Guest post by: David Recine, Magoosh
The link between ACT scores and getting accepted into school is obvious. Meet a school’s expectations, and you’ll get in. But what about the connection between ACT scores and paying for school once you’re accepted? That is never quite so obvious. Today, we’re going to take a closer look at how your ACT score can translate into money in your pocket… or at least, money applied to your tuition bill.
Which test is better for scholarships? The ACT or SAT?
The choice between taking the ACT or SAT can be a tricky one. But good news! Money is not one of the things you need to worry about as you try to figure out what test to take. Any scholarship that looks at ACT scores will also consider the SAT equivalent. So your best exam for scholarships is whichever exam you feel you’re the most confident with. If you’re not sure which test will give you the best path to scholarship success, take this ACT vs. SAT assessment. And bear in mind that the ACT scholarship advice in this article also applies to SAT scores.
All colleges will take either the SAT or the ACT, so you do not need to take both. The College Board and ACT created a concordance table to show the equivalent scores. Click here to see the table and testing timeline for the next school year.
What are the criteria for scholarships, in general?
First, let’s look at purely needs-based scholarships. These kinds of awards include the governmental Pell Grant, or the many private needs-based grants at top schools such Stanford and Princeton. To get a needs-based scholarship, you do of course have to be accepted to begin with, and that requires a qualifying ACT (or SAT) score. But beyond that indirect connection, ACT scores aren’t a factor in scholarship decisions.
Many scholarships, however, are merit-based, giving out funding based on the academic achievements or life accomplishments of students. And still other scholarships are primarily demographics-based. There are scholarships for just about every demographic out there: Native Americans, Italian Americans, men, women, Californians, first-generation university students, single parents, public high school graduates, Catholic high school graduates, you name it. Do these merit-based and demographic-based scholarships have ACT score requirements? Yes, sometimes… but sometimes not.
How do you figure out if a scholarship has an ACT requirement?

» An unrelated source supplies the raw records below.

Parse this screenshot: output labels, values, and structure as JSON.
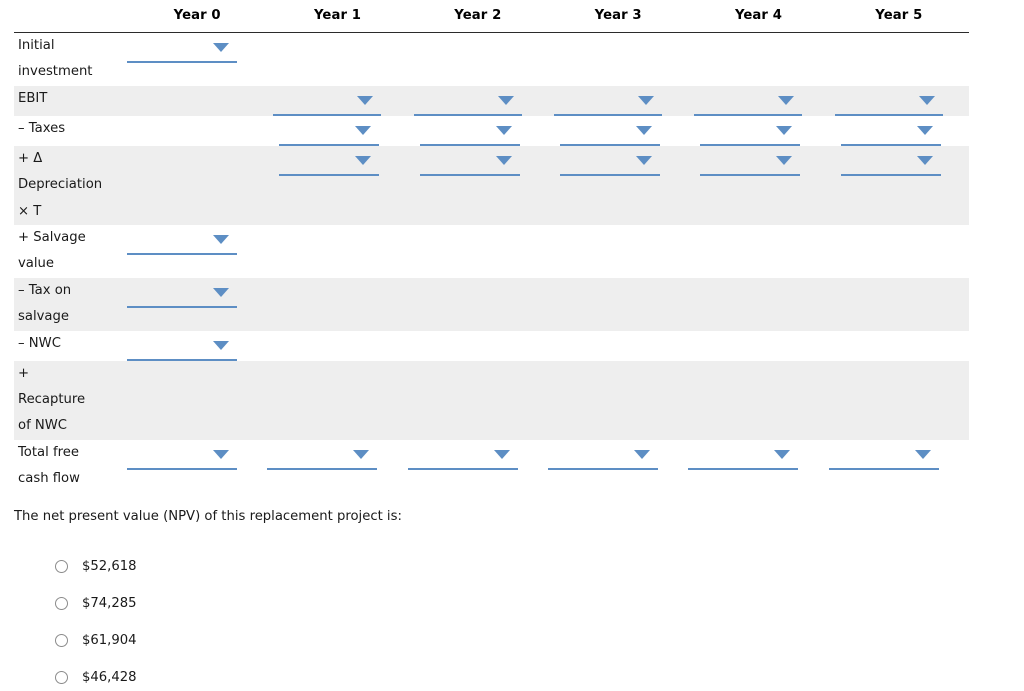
{
  "table": {
    "row_label_header": "",
    "columns": [
      "Year 0",
      "Year 1",
      "Year 2",
      "Year 3",
      "Year 4",
      "Year 5"
    ],
    "rows": [
      {
        "label": "Initial\ninvestment",
        "banded": false,
        "selects": [
          true,
          false,
          false,
          false,
          false,
          false
        ],
        "values": [
          "",
          "",
          "",
          "",
          "",
          ""
        ]
      },
      {
        "label": "EBIT",
        "banded": true,
        "selects": [
          false,
          true,
          true,
          true,
          true,
          true
        ],
        "values": [
          "",
          "",
          "",
          "",
          "",
          ""
        ]
      },
      {
        "label": " – Taxes",
        "banded": false,
        "selects": [
          false,
          true,
          true,
          true,
          true,
          true
        ],
        "values": [
          "",
          "",
          "",
          "",
          "",
          ""
        ]
      },
      {
        "label": "+ Δ\nDepreciation\n× T",
        "banded": true,
        "selects": [
          false,
          true,
          true,
          true,
          true,
          true
        ],
        "values": [
          "",
          "",
          "",
          "",
          "",
          ""
        ]
      },
      {
        "label": " + Salvage\nvalue",
        "banded": false,
        "selects": [
          true,
          false,
          false,
          false,
          false,
          false
        ],
        "values": [
          "",
          "",
          "",
          "",
          "",
          ""
        ]
      },
      {
        "label": " – Tax on\nsalvage",
        "banded": true,
        "selects": [
          true,
          false,
          false,
          false,
          false,
          false
        ],
        "values": [
          "",
          "",
          "",
          "",
          "",
          ""
        ]
      },
      {
        "label": " – NWC",
        "banded": false,
        "selects": [
          true,
          false,
          false,
          false,
          false,
          false
        ],
        "values": [
          "",
          "",
          "",
          "",
          "",
          ""
        ]
      },
      {
        "label": " +\nRecapture\nof NWC",
        "banded": true,
        "selects": [
          false,
          false,
          false,
          false,
          false,
          false
        ],
        "values": [
          "",
          "",
          "",
          "",
          "",
          ""
        ]
      },
      {
        "label": "Total free\ncash flow",
        "banded": false,
        "selects": [
          true,
          true,
          true,
          true,
          true,
          true
        ],
        "values": [
          "",
          "",
          "",
          "",
          "",
          ""
        ]
      }
    ]
  },
  "question": {
    "prompt": "The net present value (NPV) of this replacement project is:",
    "options": [
      {
        "label": "$52,618",
        "selected": false
      },
      {
        "label": "$74,285",
        "selected": false
      },
      {
        "label": "$61,904",
        "selected": false
      },
      {
        "label": "$46,428",
        "selected": false
      }
    ]
  },
  "icons": {
    "caret": "chevron-down-icon",
    "radio": "radio-button-icon"
  },
  "colors": {
    "select_accent": "#5d8ec4",
    "band": "#eeeeee",
    "rule": "#2b2b2b",
    "text": "#1a1a1a"
  }
}
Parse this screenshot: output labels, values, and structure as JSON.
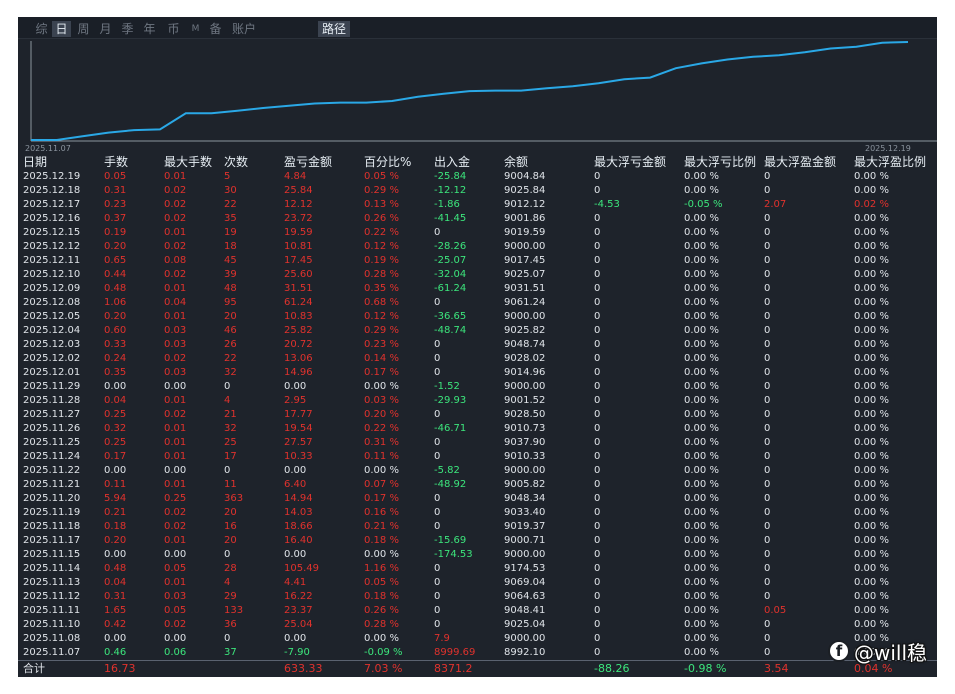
{
  "tabs": [
    {
      "label": "综",
      "active": false
    },
    {
      "label": "日",
      "active": true
    },
    {
      "label": "周",
      "active": false
    },
    {
      "label": "月",
      "active": false
    },
    {
      "label": "季",
      "active": false
    },
    {
      "label": "年",
      "active": false
    },
    {
      "label": "币",
      "active": false
    },
    {
      "label": "M",
      "active": false
    },
    {
      "label": "备",
      "active": false
    },
    {
      "label": "账户",
      "active": false
    }
  ],
  "route_button": "路径",
  "colors": {
    "line": "#2aa8e6",
    "profit": "#e0322d",
    "loss": "#3ce57c",
    "neutral": "#dfe3e8"
  },
  "chart_data": {
    "type": "line",
    "x_start_label": "2025.11.07",
    "x_end_label": "2025.12.19",
    "x": [
      "2025.11.07",
      "2025.11.08",
      "2025.11.10",
      "2025.11.11",
      "2025.11.12",
      "2025.11.13",
      "2025.11.14",
      "2025.11.15",
      "2025.11.17",
      "2025.11.18",
      "2025.11.19",
      "2025.11.20",
      "2025.11.21",
      "2025.11.22",
      "2025.11.24",
      "2025.11.25",
      "2025.11.26",
      "2025.11.27",
      "2025.11.28",
      "2025.11.29",
      "2025.12.01",
      "2025.12.02",
      "2025.12.03",
      "2025.12.04",
      "2025.12.05",
      "2025.12.08",
      "2025.12.09",
      "2025.12.10",
      "2025.12.11",
      "2025.12.12",
      "2025.12.15",
      "2025.12.16",
      "2025.12.17",
      "2025.12.18",
      "2025.12.19"
    ],
    "y": [
      -7.9,
      -7.9,
      17.14,
      40.51,
      56.73,
      61.14,
      166.63,
      166.63,
      183.03,
      201.69,
      215.72,
      230.66,
      237.06,
      237.06,
      247.39,
      274.96,
      294.5,
      312.27,
      315.22,
      315.22,
      330.18,
      343.24,
      363.96,
      389.78,
      400.61,
      461.85,
      493.36,
      518.96,
      536.41,
      547.22,
      566.81,
      590.53,
      602.65,
      628.49,
      633.33
    ],
    "xlabel": "",
    "ylabel": ""
  },
  "columns": [
    "日期",
    "手数",
    "最大手数",
    "次数",
    "盈亏金额",
    "百分比%",
    "出入金",
    "余额",
    "最大浮亏金额",
    "最大浮亏比例",
    "最大浮盈金额",
    "最大浮盈比例"
  ],
  "rows": [
    [
      "2025.12.19",
      "0.05",
      "0.01",
      "5",
      "4.84",
      "0.05 %",
      "-25.84",
      "9004.84",
      "0",
      "0.00 %",
      "0",
      "0.00 %"
    ],
    [
      "2025.12.18",
      "0.31",
      "0.02",
      "30",
      "25.84",
      "0.29 %",
      "-12.12",
      "9025.84",
      "0",
      "0.00 %",
      "0",
      "0.00 %"
    ],
    [
      "2025.12.17",
      "0.23",
      "0.02",
      "22",
      "12.12",
      "0.13 %",
      "-1.86",
      "9012.12",
      "-4.53",
      "-0.05 %",
      "2.07",
      "0.02 %"
    ],
    [
      "2025.12.16",
      "0.37",
      "0.02",
      "35",
      "23.72",
      "0.26 %",
      "-41.45",
      "9001.86",
      "0",
      "0.00 %",
      "0",
      "0.00 %"
    ],
    [
      "2025.12.15",
      "0.19",
      "0.01",
      "19",
      "19.59",
      "0.22 %",
      "0",
      "9019.59",
      "0",
      "0.00 %",
      "0",
      "0.00 %"
    ],
    [
      "2025.12.12",
      "0.20",
      "0.02",
      "18",
      "10.81",
      "0.12 %",
      "-28.26",
      "9000.00",
      "0",
      "0.00 %",
      "0",
      "0.00 %"
    ],
    [
      "2025.12.11",
      "0.65",
      "0.08",
      "45",
      "17.45",
      "0.19 %",
      "-25.07",
      "9017.45",
      "0",
      "0.00 %",
      "0",
      "0.00 %"
    ],
    [
      "2025.12.10",
      "0.44",
      "0.02",
      "39",
      "25.60",
      "0.28 %",
      "-32.04",
      "9025.07",
      "0",
      "0.00 %",
      "0",
      "0.00 %"
    ],
    [
      "2025.12.09",
      "0.48",
      "0.01",
      "48",
      "31.51",
      "0.35 %",
      "-61.24",
      "9031.51",
      "0",
      "0.00 %",
      "0",
      "0.00 %"
    ],
    [
      "2025.12.08",
      "1.06",
      "0.04",
      "95",
      "61.24",
      "0.68 %",
      "0",
      "9061.24",
      "0",
      "0.00 %",
      "0",
      "0.00 %"
    ],
    [
      "2025.12.05",
      "0.20",
      "0.01",
      "20",
      "10.83",
      "0.12 %",
      "-36.65",
      "9000.00",
      "0",
      "0.00 %",
      "0",
      "0.00 %"
    ],
    [
      "2025.12.04",
      "0.60",
      "0.03",
      "46",
      "25.82",
      "0.29 %",
      "-48.74",
      "9025.82",
      "0",
      "0.00 %",
      "0",
      "0.00 %"
    ],
    [
      "2025.12.03",
      "0.33",
      "0.03",
      "26",
      "20.72",
      "0.23 %",
      "0",
      "9048.74",
      "0",
      "0.00 %",
      "0",
      "0.00 %"
    ],
    [
      "2025.12.02",
      "0.24",
      "0.02",
      "22",
      "13.06",
      "0.14 %",
      "0",
      "9028.02",
      "0",
      "0.00 %",
      "0",
      "0.00 %"
    ],
    [
      "2025.12.01",
      "0.35",
      "0.03",
      "32",
      "14.96",
      "0.17 %",
      "0",
      "9014.96",
      "0",
      "0.00 %",
      "0",
      "0.00 %"
    ],
    [
      "2025.11.29",
      "0.00",
      "0.00",
      "0",
      "0.00",
      "0.00 %",
      "-1.52",
      "9000.00",
      "0",
      "0.00 %",
      "0",
      "0.00 %"
    ],
    [
      "2025.11.28",
      "0.04",
      "0.01",
      "4",
      "2.95",
      "0.03 %",
      "-29.93",
      "9001.52",
      "0",
      "0.00 %",
      "0",
      "0.00 %"
    ],
    [
      "2025.11.27",
      "0.25",
      "0.02",
      "21",
      "17.77",
      "0.20 %",
      "0",
      "9028.50",
      "0",
      "0.00 %",
      "0",
      "0.00 %"
    ],
    [
      "2025.11.26",
      "0.32",
      "0.01",
      "32",
      "19.54",
      "0.22 %",
      "-46.71",
      "9010.73",
      "0",
      "0.00 %",
      "0",
      "0.00 %"
    ],
    [
      "2025.11.25",
      "0.25",
      "0.01",
      "25",
      "27.57",
      "0.31 %",
      "0",
      "9037.90",
      "0",
      "0.00 %",
      "0",
      "0.00 %"
    ],
    [
      "2025.11.24",
      "0.17",
      "0.01",
      "17",
      "10.33",
      "0.11 %",
      "0",
      "9010.33",
      "0",
      "0.00 %",
      "0",
      "0.00 %"
    ],
    [
      "2025.11.22",
      "0.00",
      "0.00",
      "0",
      "0.00",
      "0.00 %",
      "-5.82",
      "9000.00",
      "0",
      "0.00 %",
      "0",
      "0.00 %"
    ],
    [
      "2025.11.21",
      "0.11",
      "0.01",
      "11",
      "6.40",
      "0.07 %",
      "-48.92",
      "9005.82",
      "0",
      "0.00 %",
      "0",
      "0.00 %"
    ],
    [
      "2025.11.20",
      "5.94",
      "0.25",
      "363",
      "14.94",
      "0.17 %",
      "0",
      "9048.34",
      "0",
      "0.00 %",
      "0",
      "0.00 %"
    ],
    [
      "2025.11.19",
      "0.21",
      "0.02",
      "20",
      "14.03",
      "0.16 %",
      "0",
      "9033.40",
      "0",
      "0.00 %",
      "0",
      "0.00 %"
    ],
    [
      "2025.11.18",
      "0.18",
      "0.02",
      "16",
      "18.66",
      "0.21 %",
      "0",
      "9019.37",
      "0",
      "0.00 %",
      "0",
      "0.00 %"
    ],
    [
      "2025.11.17",
      "0.20",
      "0.01",
      "20",
      "16.40",
      "0.18 %",
      "-15.69",
      "9000.71",
      "0",
      "0.00 %",
      "0",
      "0.00 %"
    ],
    [
      "2025.11.15",
      "0.00",
      "0.00",
      "0",
      "0.00",
      "0.00 %",
      "-174.53",
      "9000.00",
      "0",
      "0.00 %",
      "0",
      "0.00 %"
    ],
    [
      "2025.11.14",
      "0.48",
      "0.05",
      "28",
      "105.49",
      "1.16 %",
      "0",
      "9174.53",
      "0",
      "0.00 %",
      "0",
      "0.00 %"
    ],
    [
      "2025.11.13",
      "0.04",
      "0.01",
      "4",
      "4.41",
      "0.05 %",
      "0",
      "9069.04",
      "0",
      "0.00 %",
      "0",
      "0.00 %"
    ],
    [
      "2025.11.12",
      "0.31",
      "0.03",
      "29",
      "16.22",
      "0.18 %",
      "0",
      "9064.63",
      "0",
      "0.00 %",
      "0",
      "0.00 %"
    ],
    [
      "2025.11.11",
      "1.65",
      "0.05",
      "133",
      "23.37",
      "0.26 %",
      "0",
      "9048.41",
      "0",
      "0.00 %",
      "0.05",
      "0.00 %"
    ],
    [
      "2025.11.10",
      "0.42",
      "0.02",
      "36",
      "25.04",
      "0.28 %",
      "0",
      "9025.04",
      "0",
      "0.00 %",
      "0",
      "0.00 %"
    ],
    [
      "2025.11.08",
      "0.00",
      "0.00",
      "0",
      "0.00",
      "0.00 %",
      "7.9",
      "9000.00",
      "0",
      "0.00 %",
      "0",
      "0.00 %"
    ],
    [
      "2025.11.07",
      "0.46",
      "0.06",
      "37",
      "-7.90",
      "-0.09 %",
      "8999.69",
      "8992.10",
      "0",
      "0.00 %",
      "0",
      "0.00 %"
    ]
  ],
  "totals": {
    "label": "合计",
    "lots": "16.73",
    "pnl": "633.33",
    "pct": "7.03 %",
    "flow": "8371.2",
    "max_float_loss": "-88.26",
    "max_float_loss_pct": "-0.98 %",
    "max_float_profit": "3.54",
    "max_float_profit_pct": "0.04 %"
  },
  "watermark": {
    "logo_glyph": "f",
    "text": "@will稳"
  }
}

Any scholarship you can find online will have an official web page that includes eligibility criteria. Since many scholarships are specific to a single university, this official web page will often be found somewhere on the university’s official website. Check carefully to see if ACT scores are mentioned. If they aren’t mentioned, it still may not hurt to check with the university or scholarship foundation. Sometimes ACT scores are optional, but may be considered if you submit them.
How can you search specifically for scholarships that have ACT requirements?

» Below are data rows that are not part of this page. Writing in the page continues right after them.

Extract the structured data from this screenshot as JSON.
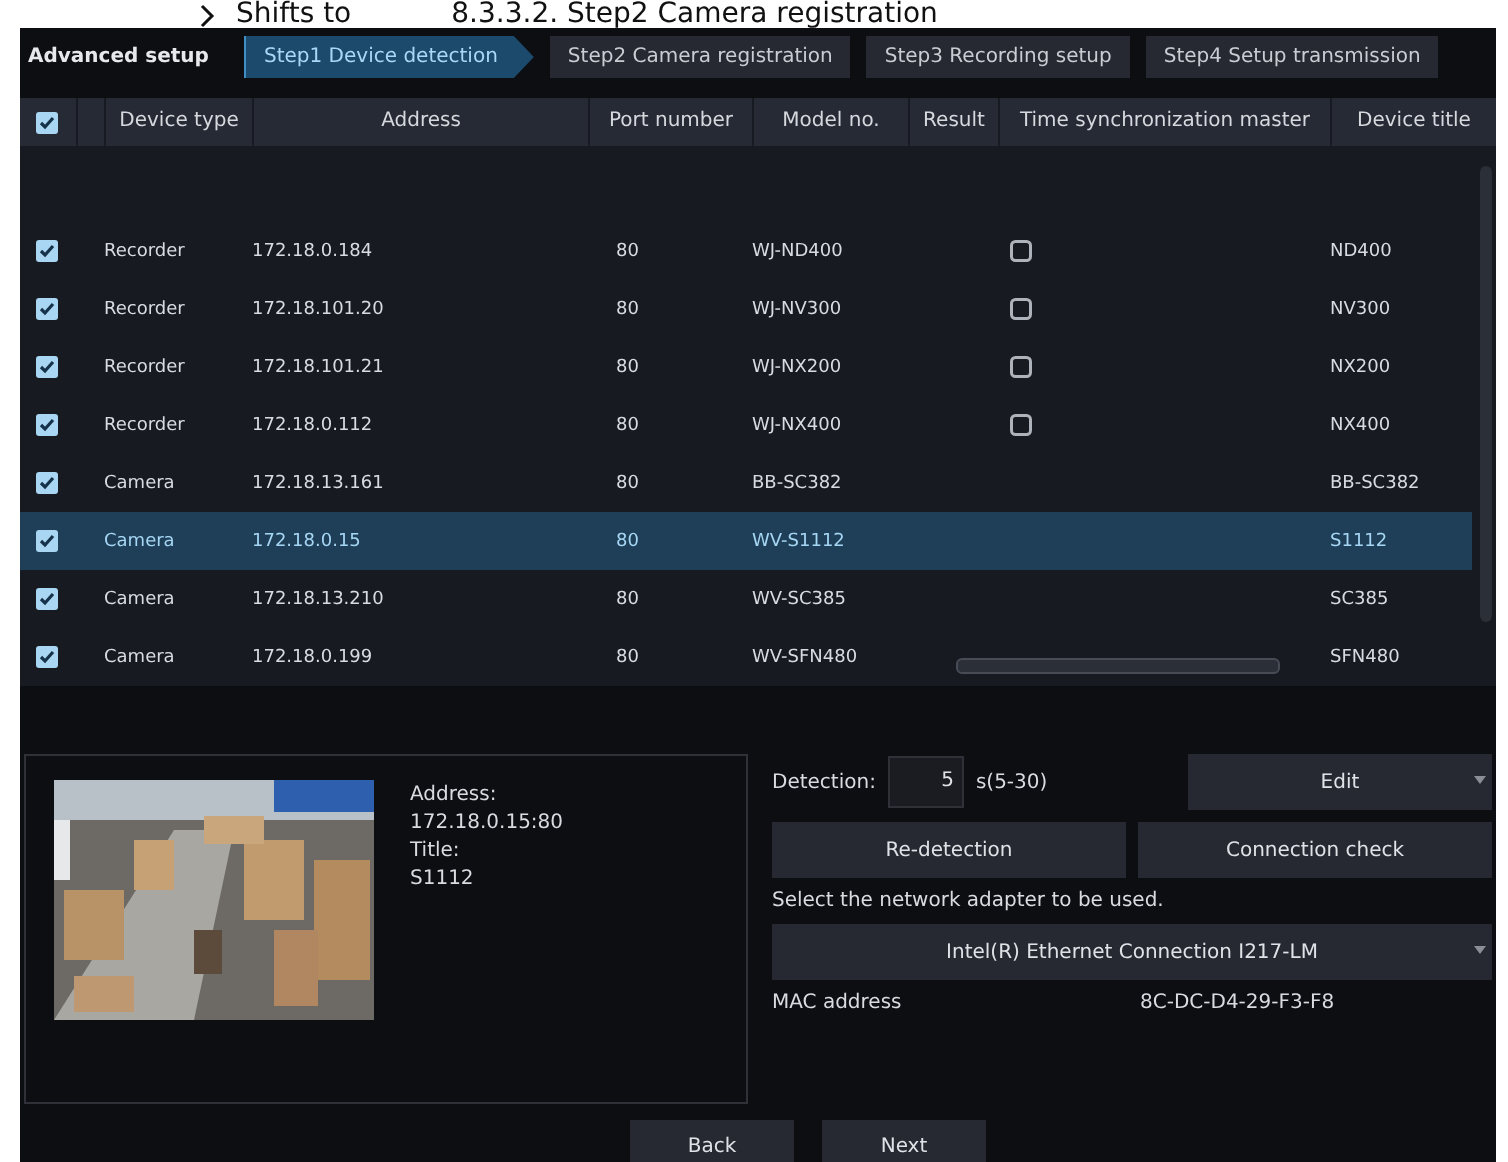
{
  "header": {
    "prefix": "Shifts to",
    "link": "8.3.3.2. Step2 Camera registration"
  },
  "title": "Advanced setup",
  "steps": [
    {
      "label": "Step1 Device detection",
      "selected": true
    },
    {
      "label": "Step2 Camera registration",
      "selected": false
    },
    {
      "label": "Step3 Recording setup",
      "selected": false
    },
    {
      "label": "Step4 Setup transmission",
      "selected": false
    }
  ],
  "table": {
    "all_checked": true,
    "columns": [
      "Device type",
      "Address",
      "Port number",
      "Model no.",
      "Result",
      "Time synchronization master",
      "Device title"
    ],
    "rows": [
      {
        "checked": true,
        "selected": false,
        "device_type": "Recorder",
        "address": "172.18.0.184",
        "port": "80",
        "model": "WJ-ND400",
        "time_sync": false,
        "title": "ND400"
      },
      {
        "checked": true,
        "selected": false,
        "device_type": "Recorder",
        "address": "172.18.101.20",
        "port": "80",
        "model": "WJ-NV300",
        "time_sync": false,
        "title": "NV300"
      },
      {
        "checked": true,
        "selected": false,
        "device_type": "Recorder",
        "address": "172.18.101.21",
        "port": "80",
        "model": "WJ-NX200",
        "time_sync": false,
        "title": "NX200"
      },
      {
        "checked": true,
        "selected": false,
        "device_type": "Recorder",
        "address": "172.18.0.112",
        "port": "80",
        "model": "WJ-NX400",
        "time_sync": false,
        "title": "NX400"
      },
      {
        "checked": true,
        "selected": false,
        "device_type": "Camera",
        "address": "172.18.13.161",
        "port": "80",
        "model": "BB-SC382",
        "title": "BB-SC382"
      },
      {
        "checked": true,
        "selected": true,
        "device_type": "Camera",
        "address": "172.18.0.15",
        "port": "80",
        "model": "WV-S1112",
        "title": "S1112"
      },
      {
        "checked": true,
        "selected": false,
        "device_type": "Camera",
        "address": "172.18.13.210",
        "port": "80",
        "model": "WV-SC385",
        "title": "SC385"
      },
      {
        "checked": true,
        "selected": false,
        "device_type": "Camera",
        "address": "172.18.0.199",
        "port": "80",
        "model": "WV-SFN480",
        "title": "SFN480"
      }
    ]
  },
  "detail": {
    "address_label": "Address:",
    "address": "172.18.0.15:80",
    "title_label": "Title:",
    "title": "S1112"
  },
  "controls": {
    "detection_label": "Detection:",
    "detection_value": "5",
    "detection_range": "s(5-30)",
    "edit": "Edit",
    "redetect": "Re-detection",
    "connection_check": "Connection check",
    "adapter_prompt": "Select the network adapter to be used.",
    "adapter": "Intel(R) Ethernet Connection I217-LM",
    "mac_label": "MAC address",
    "mac": "8C-DC-D4-29-F3-F8"
  },
  "buttons": [
    "Back",
    "Next"
  ]
}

If you’re asking this question, you probably have an excellent ACT score, and are looking for ways to capitalize on that. That’s great! And yes, there are ways you can seek out scholarships that are a good match for your ACT score.
One way to look for scholarships that may be ACT-based is to simply comb through scholarship databases. There are many of these on the web. Another crude-yet-effective way of searching for scholarships is Google. Since most scholarships out there are mentioned or listed on university websites, a custom Google search of sites whose address ends in “.edu” is especially helpful. If you’re not sure how to do a custom Google search in this way, I’ve created an example custom search for you. Check out that link and notice what has been typed into the search field.
I also recommend emailing or calling financial aid offices at any universities that have accepted you. If you’ve gotten an offer to enroll, the school’s financial aid workers are usually more than happy to help you find good sources of funding for your potential studies.
What kinds of awards can your ACT score get you?
So what awards may await you if you have a qualifying ACT score? Let’s take a look at two example scholarships.
With an ACT score of 27 or higher and a GPA of at least 3.5, you may be eligible for a fairly lucrative scholarship at the University of Missoula-Montana. This school’s Presidential Leadership scholarship awards students full reimbursement of tuition at in-state rates. For students with exceptionally high ACT scores and GPAs, an additional cash stipend of $5,000-$7,500 is also awarded.
While Missoula doesn’t specify exactly which ACT score will get a stipend as well as the tuition reimbursement, many other schools do list scholarship award levels by ACT score range. For instance, Otterbein University in Ohio gives up to $16,000 in scholarships to students with a 26+ on the ACT. Students with a 21-15 on the ACT can potentially get a $12,000 scholarship, and students in the 18-21 may be eligible for a $5,000 award.
Will your ACT score be good enough for a scholarship?
If you haven’t taken your ACT yet, it’s a good idea to try to figure out what your score might be. This doesn’t just help you see what scholarships you might get; it also helps you see what schools you might get into. To feel out your future ACT score, you can take this mock ACT test online. If your score on the mock test is not what you want it to be, don’t worry. The beauty of practice tests is that if at first you don’t succeed, you can try, try again. With practice, you’ll be well on your way to an ACT score that is literally award-winning.